═════ Working data ═════
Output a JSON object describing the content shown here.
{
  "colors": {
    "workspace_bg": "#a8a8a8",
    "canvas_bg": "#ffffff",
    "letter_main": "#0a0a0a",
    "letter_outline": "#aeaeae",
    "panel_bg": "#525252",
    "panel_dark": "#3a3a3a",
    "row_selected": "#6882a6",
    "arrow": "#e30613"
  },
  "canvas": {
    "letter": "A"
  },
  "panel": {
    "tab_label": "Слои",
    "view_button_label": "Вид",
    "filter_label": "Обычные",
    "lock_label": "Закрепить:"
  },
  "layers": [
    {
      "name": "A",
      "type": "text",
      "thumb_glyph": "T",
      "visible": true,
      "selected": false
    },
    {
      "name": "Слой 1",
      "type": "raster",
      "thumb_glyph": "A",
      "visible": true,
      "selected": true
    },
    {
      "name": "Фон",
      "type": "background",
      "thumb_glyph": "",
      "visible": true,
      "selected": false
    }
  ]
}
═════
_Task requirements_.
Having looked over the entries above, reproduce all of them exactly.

_Your solution_.
Output a JSON object describing the content shown here.
{
  "colors": {
    "workspace_bg": "#a8a8a8",
    "canvas_bg": "#ffffff",
    "letter_main": "#0a0a0a",
    "letter_outline": "#aeaeae",
    "panel_bg": "#525252",
    "panel_dark": "#3a3a3a",
    "row_selected": "#6882a6",
    "arrow": "#e30613"
  },
  "canvas": {
    "letter": "A"
  },
  "panel": {
    "tab_label": "Слои",
    "view_button_label": "Вид",
    "filter_label": "Обычные",
    "lock_label": "Закрепить:"
  },
  "layers": [
    {
      "name": "A",
      "type": "text",
      "thumb_glyph": "T",
      "visible": true,
      "selected": false
    },
    {
      "name": "Слой 1",
      "type": "raster",
      "thumb_glyph": "A",
      "visible": true,
      "selected": true
    },
    {
      "name": "Фон",
      "type": "background",
      "thumb_glyph": "",
      "visible": true,
      "selected": false
    }
  ]
}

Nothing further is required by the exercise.